#### Excerpts from an interface dataset:
- - -

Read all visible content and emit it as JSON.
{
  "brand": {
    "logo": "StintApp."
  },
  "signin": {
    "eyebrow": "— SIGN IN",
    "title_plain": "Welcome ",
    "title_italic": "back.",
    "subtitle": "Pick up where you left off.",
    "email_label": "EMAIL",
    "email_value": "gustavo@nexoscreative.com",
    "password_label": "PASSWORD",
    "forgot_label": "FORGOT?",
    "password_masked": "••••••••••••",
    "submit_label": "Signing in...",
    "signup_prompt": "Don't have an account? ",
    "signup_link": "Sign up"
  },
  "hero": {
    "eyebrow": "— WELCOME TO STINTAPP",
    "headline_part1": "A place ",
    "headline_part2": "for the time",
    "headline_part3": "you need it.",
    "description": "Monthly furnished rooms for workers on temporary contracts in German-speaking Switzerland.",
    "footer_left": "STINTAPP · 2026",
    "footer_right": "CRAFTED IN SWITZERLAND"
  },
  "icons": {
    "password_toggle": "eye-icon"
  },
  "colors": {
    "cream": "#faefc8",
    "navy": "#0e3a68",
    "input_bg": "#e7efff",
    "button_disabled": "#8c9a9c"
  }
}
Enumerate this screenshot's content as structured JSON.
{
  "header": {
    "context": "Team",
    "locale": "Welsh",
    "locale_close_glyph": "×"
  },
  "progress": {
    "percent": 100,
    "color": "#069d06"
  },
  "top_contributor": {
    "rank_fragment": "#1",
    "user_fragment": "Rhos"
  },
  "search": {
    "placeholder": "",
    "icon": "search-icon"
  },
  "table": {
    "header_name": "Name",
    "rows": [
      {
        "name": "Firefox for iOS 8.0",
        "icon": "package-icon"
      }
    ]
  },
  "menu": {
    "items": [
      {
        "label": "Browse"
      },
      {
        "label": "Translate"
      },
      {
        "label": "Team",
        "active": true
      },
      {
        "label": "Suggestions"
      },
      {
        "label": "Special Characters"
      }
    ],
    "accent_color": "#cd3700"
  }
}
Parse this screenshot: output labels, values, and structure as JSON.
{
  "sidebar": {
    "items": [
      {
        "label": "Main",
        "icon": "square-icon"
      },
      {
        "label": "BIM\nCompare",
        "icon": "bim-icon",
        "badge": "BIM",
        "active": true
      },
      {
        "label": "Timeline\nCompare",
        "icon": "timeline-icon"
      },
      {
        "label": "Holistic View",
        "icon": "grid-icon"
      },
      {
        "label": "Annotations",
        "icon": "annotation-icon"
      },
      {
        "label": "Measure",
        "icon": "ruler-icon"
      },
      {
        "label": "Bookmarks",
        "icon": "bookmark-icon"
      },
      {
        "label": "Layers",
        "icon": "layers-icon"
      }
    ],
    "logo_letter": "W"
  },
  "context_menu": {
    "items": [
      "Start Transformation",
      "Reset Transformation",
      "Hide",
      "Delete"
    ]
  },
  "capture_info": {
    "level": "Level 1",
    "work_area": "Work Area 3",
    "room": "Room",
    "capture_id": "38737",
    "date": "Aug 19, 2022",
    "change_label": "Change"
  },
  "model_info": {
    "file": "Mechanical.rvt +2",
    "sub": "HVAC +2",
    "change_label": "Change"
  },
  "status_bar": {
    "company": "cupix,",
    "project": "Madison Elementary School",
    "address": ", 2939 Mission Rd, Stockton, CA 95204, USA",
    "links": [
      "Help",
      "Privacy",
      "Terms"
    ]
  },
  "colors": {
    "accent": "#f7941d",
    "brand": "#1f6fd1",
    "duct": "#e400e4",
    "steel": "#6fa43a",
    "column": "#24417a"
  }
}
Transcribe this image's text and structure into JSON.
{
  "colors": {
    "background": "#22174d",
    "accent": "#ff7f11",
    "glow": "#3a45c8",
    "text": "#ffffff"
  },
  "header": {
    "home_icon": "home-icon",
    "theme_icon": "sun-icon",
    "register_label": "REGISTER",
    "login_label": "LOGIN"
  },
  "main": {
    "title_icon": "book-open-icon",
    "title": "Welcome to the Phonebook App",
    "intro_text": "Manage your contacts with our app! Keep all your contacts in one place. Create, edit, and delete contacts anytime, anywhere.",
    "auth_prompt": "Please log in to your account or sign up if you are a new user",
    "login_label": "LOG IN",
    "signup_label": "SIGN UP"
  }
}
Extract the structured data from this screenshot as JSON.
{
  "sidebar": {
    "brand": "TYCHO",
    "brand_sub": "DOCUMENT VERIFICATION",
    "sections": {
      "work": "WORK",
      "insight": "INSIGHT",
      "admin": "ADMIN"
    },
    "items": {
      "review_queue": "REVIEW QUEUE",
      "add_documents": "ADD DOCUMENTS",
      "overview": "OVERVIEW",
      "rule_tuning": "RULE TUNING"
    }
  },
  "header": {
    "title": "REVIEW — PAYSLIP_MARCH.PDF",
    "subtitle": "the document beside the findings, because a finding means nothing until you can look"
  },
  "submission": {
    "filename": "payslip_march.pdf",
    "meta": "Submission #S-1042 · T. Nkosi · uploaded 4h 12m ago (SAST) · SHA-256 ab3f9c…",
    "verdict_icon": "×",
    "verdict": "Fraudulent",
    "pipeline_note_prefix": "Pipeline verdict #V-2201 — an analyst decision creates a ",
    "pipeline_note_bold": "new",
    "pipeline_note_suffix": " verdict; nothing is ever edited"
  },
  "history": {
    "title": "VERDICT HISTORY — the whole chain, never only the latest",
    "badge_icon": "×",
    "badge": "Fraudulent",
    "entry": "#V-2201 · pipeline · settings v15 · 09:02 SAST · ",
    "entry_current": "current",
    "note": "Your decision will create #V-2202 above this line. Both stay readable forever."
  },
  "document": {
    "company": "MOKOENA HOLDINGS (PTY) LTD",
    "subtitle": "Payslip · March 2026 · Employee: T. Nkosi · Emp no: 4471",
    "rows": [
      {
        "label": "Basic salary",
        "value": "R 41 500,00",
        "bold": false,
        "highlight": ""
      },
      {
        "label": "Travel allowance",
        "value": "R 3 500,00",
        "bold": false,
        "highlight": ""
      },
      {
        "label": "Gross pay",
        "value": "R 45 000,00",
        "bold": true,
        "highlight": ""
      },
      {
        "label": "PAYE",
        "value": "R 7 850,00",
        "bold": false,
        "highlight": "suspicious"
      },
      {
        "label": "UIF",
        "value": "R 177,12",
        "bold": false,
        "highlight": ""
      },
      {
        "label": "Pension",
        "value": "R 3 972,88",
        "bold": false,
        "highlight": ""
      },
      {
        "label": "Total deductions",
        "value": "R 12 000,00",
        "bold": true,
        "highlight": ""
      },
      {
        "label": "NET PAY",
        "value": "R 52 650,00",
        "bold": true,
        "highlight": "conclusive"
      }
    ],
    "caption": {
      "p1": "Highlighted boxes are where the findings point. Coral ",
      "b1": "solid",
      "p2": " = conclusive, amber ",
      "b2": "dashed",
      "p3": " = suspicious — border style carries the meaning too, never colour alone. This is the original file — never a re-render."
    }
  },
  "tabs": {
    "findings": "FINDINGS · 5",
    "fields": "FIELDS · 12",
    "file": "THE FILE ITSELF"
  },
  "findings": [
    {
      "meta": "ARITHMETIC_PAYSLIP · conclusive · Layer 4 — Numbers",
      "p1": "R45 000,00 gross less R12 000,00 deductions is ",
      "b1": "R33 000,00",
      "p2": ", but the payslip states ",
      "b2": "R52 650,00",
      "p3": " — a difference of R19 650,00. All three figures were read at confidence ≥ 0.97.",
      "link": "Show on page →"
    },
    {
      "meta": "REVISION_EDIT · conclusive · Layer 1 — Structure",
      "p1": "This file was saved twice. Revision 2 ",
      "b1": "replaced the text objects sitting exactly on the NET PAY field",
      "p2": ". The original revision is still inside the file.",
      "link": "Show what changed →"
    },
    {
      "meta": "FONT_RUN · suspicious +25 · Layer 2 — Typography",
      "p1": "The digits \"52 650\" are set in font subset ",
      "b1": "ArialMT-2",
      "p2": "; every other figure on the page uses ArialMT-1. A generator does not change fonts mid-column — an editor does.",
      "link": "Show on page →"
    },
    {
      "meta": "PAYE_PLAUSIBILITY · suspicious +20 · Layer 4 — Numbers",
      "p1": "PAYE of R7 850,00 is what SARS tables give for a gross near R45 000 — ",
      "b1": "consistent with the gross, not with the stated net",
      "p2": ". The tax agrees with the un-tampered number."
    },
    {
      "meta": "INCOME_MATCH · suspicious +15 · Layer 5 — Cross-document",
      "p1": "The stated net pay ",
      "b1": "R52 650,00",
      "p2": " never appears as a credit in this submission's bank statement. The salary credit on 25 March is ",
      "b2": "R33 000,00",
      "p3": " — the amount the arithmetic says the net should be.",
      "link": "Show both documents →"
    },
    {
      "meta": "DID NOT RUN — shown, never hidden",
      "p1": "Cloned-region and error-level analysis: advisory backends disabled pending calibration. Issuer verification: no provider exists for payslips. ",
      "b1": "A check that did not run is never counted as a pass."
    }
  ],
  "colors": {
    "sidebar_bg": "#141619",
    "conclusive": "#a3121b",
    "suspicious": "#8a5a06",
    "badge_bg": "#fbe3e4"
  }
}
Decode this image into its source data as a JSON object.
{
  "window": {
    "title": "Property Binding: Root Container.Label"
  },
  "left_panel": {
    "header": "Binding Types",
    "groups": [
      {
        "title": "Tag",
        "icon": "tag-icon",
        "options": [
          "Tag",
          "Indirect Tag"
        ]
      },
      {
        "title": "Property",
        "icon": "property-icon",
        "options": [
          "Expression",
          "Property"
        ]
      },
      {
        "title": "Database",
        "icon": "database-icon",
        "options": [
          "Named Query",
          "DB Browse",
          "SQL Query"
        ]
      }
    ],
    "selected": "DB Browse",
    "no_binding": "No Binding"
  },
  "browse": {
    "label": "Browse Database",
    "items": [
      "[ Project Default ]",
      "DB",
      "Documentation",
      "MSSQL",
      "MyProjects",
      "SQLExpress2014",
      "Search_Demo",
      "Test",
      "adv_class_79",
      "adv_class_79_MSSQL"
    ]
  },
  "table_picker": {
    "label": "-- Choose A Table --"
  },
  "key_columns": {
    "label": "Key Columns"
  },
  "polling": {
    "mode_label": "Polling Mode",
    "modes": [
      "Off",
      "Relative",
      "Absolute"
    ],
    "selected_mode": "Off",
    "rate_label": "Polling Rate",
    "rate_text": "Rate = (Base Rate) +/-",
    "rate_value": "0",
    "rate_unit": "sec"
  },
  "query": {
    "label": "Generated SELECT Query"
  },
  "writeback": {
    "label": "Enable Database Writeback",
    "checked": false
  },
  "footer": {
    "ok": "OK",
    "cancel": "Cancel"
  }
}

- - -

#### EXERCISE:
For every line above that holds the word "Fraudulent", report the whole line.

#### ANSWER:
    "verdict": "Fraudulent",
    "badge": "Fraudulent",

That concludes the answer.